* _What to work on_
Look through the data below and show every line that includes "DOOR".

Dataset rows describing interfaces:
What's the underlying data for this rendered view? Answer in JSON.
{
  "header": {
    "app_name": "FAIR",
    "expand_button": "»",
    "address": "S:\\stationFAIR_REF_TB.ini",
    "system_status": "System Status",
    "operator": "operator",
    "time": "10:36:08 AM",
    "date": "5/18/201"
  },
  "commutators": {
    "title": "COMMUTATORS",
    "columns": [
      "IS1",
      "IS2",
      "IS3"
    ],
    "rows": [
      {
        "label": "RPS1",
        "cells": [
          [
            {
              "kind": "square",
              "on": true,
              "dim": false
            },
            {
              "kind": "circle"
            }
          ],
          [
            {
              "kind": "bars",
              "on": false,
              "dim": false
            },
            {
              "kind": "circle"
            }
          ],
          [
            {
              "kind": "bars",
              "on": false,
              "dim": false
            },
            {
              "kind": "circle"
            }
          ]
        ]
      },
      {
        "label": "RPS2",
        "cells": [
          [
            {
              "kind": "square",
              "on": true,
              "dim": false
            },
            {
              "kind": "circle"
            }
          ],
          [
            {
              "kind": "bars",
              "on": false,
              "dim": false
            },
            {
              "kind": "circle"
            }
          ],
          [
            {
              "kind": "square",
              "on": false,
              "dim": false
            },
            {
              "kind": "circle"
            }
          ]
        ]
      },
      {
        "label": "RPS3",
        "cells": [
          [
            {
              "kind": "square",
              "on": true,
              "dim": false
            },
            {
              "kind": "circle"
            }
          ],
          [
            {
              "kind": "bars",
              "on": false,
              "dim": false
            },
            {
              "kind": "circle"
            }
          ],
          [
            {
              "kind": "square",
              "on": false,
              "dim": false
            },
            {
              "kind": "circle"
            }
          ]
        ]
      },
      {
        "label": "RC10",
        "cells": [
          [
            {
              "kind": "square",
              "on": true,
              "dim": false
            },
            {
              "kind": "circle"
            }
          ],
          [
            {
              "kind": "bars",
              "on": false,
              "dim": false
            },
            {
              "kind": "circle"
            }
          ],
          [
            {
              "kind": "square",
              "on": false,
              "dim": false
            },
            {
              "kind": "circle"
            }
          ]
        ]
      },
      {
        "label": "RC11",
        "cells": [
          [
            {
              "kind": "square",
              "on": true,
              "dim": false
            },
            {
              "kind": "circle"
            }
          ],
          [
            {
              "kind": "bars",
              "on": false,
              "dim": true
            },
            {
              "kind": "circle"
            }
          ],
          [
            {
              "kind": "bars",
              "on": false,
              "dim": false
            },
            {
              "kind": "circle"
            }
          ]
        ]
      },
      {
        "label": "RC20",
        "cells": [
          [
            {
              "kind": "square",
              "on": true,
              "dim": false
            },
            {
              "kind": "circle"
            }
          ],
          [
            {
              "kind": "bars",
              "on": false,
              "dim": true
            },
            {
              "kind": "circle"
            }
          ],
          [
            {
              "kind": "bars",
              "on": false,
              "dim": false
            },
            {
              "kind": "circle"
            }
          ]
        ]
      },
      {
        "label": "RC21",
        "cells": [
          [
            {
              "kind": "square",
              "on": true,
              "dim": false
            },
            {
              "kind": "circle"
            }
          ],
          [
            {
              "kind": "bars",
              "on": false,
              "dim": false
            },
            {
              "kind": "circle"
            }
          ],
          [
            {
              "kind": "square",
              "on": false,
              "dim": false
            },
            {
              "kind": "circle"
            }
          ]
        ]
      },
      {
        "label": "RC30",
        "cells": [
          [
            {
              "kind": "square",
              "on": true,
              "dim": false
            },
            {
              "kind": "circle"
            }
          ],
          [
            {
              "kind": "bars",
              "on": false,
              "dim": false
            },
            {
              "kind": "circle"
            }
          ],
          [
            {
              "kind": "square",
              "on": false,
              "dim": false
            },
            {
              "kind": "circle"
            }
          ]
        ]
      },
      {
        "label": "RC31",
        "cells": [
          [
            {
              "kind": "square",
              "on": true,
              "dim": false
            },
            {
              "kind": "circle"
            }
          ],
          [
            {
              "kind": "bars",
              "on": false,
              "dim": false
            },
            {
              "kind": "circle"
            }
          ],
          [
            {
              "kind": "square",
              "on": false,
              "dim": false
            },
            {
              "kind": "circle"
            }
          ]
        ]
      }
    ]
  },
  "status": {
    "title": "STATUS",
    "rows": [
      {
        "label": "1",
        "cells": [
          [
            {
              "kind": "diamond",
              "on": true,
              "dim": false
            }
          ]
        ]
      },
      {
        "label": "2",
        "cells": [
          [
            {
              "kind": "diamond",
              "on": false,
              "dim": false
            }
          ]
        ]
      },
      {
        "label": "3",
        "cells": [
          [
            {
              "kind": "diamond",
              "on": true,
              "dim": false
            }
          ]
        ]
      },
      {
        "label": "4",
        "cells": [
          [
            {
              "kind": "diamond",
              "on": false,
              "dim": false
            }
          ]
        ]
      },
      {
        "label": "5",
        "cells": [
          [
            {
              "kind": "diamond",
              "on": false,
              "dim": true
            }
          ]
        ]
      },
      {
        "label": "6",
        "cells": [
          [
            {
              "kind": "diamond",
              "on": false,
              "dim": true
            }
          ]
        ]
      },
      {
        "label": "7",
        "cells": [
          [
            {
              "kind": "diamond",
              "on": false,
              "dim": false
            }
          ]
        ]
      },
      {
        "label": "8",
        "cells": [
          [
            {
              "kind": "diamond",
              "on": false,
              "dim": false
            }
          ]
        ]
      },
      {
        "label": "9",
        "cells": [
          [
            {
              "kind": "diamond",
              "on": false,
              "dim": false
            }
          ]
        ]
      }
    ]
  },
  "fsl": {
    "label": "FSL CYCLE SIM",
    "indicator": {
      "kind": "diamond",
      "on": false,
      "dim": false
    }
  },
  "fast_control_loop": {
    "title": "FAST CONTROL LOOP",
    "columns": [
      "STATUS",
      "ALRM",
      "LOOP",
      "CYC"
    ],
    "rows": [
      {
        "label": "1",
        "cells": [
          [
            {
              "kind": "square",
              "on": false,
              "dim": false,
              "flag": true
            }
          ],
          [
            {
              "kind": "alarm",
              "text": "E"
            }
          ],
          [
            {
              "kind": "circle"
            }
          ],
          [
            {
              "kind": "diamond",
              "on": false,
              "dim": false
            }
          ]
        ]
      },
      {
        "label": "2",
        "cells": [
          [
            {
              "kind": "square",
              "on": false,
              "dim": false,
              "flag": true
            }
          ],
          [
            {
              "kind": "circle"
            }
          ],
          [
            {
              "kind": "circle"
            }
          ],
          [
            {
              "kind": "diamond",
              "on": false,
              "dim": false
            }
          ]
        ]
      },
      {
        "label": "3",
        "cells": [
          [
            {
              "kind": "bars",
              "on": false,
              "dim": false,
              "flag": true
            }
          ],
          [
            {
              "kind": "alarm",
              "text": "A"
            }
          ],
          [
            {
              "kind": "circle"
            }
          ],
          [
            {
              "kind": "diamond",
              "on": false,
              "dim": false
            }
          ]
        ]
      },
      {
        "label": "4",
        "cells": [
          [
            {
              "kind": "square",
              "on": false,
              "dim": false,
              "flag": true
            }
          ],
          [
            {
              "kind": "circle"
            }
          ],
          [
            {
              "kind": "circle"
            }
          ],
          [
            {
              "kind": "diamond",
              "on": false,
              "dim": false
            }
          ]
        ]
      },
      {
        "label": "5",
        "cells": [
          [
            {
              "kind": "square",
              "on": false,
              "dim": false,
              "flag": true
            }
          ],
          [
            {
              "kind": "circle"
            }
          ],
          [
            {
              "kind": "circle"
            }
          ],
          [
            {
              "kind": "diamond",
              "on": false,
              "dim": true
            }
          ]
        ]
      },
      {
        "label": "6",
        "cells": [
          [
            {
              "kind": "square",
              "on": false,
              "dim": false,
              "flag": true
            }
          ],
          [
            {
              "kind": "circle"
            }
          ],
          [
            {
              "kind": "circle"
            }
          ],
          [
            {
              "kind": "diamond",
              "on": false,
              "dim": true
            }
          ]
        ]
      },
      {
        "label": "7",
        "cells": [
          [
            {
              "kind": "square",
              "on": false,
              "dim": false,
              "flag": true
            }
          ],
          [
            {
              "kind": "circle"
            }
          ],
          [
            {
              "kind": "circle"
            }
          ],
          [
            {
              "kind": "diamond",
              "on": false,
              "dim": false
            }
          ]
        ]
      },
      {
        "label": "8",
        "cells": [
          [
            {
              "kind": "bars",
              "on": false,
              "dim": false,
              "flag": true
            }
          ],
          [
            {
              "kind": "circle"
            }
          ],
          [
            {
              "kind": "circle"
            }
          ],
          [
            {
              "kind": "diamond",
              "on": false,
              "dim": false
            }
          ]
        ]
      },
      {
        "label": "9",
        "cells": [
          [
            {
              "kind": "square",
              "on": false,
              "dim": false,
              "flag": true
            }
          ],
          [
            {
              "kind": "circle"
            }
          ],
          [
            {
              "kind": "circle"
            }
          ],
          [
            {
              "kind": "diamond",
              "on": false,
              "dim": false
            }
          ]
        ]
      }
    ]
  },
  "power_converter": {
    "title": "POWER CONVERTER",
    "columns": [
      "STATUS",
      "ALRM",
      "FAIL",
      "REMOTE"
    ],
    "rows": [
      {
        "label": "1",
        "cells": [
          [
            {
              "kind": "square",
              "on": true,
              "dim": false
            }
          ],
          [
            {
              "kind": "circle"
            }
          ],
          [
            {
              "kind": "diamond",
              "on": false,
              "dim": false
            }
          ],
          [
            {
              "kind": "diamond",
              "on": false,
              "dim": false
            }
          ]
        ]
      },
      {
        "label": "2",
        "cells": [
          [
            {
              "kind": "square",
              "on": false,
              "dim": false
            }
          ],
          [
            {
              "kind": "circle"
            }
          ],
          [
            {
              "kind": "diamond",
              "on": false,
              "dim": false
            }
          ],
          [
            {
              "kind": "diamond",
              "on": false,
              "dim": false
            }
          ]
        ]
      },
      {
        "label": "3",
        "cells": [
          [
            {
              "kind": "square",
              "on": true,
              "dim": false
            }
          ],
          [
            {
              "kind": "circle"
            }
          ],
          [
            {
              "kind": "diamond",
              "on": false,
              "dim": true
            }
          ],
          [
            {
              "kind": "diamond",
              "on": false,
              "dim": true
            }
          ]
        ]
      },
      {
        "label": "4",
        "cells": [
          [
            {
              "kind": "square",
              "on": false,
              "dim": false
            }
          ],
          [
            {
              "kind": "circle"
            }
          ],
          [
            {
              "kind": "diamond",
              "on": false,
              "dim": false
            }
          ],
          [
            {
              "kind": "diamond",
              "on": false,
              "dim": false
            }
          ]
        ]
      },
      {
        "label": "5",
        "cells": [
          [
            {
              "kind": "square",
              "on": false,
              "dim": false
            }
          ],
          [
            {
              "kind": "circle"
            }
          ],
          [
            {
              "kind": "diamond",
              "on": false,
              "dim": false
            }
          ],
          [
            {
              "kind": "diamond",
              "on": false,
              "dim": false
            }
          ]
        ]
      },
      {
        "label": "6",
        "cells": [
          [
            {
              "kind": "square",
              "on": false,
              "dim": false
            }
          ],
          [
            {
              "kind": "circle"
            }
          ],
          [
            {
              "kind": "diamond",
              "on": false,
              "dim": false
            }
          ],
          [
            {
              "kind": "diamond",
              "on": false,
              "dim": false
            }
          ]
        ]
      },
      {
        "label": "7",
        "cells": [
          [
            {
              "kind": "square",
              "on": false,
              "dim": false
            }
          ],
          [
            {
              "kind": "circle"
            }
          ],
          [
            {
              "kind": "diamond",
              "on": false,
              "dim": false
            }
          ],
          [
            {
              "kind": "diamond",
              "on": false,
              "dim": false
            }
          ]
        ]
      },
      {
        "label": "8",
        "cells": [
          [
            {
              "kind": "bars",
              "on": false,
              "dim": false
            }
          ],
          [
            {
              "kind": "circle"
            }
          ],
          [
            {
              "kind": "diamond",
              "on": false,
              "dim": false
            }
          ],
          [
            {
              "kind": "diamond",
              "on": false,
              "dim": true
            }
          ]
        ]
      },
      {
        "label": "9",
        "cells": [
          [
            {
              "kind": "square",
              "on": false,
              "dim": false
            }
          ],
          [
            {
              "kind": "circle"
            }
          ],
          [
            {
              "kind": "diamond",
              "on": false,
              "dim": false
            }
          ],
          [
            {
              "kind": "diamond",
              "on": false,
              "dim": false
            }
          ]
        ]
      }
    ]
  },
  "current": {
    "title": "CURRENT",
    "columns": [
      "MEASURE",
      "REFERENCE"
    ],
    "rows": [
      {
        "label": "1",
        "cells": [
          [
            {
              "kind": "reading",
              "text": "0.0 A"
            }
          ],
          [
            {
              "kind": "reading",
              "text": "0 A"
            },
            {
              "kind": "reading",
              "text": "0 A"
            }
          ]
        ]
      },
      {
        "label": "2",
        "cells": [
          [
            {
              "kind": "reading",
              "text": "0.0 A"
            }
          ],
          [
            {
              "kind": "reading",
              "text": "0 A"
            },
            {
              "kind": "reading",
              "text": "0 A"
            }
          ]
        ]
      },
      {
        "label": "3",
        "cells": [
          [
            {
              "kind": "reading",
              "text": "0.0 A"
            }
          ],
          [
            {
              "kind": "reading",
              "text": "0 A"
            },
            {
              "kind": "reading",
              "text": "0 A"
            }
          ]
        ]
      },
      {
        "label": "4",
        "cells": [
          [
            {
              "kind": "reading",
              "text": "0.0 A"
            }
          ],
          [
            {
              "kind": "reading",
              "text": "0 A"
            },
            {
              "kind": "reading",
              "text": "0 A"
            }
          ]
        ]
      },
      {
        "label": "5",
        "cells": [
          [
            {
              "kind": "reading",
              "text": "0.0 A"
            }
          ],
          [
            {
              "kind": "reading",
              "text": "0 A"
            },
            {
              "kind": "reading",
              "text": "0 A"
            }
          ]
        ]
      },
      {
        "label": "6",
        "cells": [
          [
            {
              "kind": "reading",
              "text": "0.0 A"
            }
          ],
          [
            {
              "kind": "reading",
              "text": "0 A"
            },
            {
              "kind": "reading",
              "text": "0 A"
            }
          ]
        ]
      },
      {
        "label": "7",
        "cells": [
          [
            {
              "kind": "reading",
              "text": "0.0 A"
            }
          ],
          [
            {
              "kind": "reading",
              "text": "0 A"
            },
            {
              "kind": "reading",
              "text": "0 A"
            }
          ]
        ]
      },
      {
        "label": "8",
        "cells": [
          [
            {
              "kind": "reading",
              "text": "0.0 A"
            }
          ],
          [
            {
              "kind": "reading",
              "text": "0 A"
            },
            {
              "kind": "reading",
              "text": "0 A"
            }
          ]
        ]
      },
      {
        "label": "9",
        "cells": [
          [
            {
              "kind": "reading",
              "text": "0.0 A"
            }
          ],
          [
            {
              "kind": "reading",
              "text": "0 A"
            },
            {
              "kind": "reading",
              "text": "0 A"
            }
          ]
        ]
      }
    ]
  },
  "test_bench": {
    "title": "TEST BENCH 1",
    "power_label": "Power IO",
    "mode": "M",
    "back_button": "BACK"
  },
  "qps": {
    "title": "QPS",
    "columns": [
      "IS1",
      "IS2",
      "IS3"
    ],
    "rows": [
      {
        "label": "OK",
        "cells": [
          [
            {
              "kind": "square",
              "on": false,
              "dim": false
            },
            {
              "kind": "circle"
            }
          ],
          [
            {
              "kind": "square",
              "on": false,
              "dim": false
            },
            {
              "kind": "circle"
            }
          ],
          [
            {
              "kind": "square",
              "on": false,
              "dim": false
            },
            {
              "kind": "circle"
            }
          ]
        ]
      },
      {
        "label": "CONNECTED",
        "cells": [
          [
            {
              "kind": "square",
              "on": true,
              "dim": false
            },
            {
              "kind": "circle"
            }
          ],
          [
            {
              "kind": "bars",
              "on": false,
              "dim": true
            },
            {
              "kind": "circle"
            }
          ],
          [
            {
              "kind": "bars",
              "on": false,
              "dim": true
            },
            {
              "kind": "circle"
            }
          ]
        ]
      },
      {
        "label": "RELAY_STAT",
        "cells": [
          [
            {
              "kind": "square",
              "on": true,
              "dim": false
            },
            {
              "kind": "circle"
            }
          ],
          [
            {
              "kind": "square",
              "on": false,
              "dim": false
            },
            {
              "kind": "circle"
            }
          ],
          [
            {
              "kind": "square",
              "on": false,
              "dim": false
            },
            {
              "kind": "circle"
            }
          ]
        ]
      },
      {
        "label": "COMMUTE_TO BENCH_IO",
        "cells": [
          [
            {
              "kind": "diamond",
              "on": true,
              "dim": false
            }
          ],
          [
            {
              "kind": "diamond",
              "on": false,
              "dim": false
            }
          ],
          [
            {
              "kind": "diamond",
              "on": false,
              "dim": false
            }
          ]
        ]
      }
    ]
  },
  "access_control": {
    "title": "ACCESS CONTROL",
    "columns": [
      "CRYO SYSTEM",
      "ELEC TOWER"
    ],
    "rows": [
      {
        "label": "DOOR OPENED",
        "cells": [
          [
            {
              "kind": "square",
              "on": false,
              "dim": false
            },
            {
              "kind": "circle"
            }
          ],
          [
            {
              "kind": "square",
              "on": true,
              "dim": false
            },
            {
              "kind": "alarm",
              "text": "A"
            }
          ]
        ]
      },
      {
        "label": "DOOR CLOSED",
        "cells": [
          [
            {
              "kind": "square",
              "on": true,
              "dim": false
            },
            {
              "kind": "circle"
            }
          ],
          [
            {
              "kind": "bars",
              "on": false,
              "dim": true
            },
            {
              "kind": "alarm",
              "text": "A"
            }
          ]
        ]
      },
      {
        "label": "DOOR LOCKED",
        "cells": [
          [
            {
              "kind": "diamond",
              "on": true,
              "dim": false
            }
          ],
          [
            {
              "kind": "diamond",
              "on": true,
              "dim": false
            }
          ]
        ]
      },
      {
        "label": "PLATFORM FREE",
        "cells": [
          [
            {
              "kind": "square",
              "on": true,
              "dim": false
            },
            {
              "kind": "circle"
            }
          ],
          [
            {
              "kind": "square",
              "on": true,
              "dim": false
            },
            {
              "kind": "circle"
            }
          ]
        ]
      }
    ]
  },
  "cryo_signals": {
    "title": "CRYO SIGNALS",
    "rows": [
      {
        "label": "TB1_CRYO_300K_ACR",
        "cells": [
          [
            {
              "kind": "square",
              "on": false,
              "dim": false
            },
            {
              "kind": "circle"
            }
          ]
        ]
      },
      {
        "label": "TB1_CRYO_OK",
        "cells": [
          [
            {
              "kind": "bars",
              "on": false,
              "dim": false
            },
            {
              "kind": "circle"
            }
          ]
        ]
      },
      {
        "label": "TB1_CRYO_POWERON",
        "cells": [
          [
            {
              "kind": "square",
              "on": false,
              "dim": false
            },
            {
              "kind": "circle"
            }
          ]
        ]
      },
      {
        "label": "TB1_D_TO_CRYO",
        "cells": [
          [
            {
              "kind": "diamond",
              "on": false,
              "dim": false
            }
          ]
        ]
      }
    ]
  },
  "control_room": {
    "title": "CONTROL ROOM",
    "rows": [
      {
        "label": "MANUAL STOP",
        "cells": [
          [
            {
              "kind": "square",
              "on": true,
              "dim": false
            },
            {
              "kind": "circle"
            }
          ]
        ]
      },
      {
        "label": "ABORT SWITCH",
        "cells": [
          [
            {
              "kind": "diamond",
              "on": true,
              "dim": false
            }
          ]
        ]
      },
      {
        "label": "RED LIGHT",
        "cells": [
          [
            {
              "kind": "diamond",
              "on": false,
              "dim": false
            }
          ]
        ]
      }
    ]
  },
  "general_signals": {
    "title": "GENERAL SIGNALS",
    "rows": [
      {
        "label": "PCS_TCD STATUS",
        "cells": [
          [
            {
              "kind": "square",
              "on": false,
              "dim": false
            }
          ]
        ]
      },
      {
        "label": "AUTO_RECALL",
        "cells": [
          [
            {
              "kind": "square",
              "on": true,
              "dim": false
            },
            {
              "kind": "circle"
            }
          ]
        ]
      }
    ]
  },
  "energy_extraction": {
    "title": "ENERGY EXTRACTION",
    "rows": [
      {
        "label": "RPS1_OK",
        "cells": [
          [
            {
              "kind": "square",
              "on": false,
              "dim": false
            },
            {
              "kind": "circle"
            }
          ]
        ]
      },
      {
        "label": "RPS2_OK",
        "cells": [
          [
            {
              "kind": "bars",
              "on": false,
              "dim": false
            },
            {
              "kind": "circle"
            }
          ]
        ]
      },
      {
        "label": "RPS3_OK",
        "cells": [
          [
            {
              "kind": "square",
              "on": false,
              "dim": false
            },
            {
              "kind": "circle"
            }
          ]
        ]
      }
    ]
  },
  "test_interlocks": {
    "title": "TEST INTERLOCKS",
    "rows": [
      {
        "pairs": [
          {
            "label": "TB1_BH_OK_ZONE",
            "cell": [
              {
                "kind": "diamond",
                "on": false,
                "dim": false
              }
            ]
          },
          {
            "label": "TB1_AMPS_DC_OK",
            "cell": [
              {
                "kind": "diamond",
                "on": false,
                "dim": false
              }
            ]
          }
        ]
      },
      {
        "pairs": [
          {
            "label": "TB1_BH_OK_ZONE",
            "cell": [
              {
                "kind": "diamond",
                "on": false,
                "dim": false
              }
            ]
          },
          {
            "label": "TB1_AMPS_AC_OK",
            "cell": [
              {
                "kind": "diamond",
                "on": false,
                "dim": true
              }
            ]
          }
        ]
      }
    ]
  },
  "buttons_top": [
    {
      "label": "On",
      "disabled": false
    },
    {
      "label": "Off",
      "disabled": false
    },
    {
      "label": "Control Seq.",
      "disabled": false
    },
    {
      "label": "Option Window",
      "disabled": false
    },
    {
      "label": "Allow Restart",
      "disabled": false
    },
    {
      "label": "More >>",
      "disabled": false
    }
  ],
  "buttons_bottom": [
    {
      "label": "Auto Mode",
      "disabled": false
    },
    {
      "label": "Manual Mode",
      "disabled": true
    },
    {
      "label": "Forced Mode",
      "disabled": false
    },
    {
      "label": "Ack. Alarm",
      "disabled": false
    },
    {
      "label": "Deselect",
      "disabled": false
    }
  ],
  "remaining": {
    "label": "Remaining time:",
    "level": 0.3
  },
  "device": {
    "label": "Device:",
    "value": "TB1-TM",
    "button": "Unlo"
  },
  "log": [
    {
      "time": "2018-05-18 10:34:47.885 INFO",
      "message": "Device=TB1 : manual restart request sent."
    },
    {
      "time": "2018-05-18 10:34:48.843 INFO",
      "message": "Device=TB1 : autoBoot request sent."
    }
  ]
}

* _Expected answer_
        "label": "DOOR OPENED",
        "label": "DOOR CLOSED",
        "label": "DOOR LOCKED",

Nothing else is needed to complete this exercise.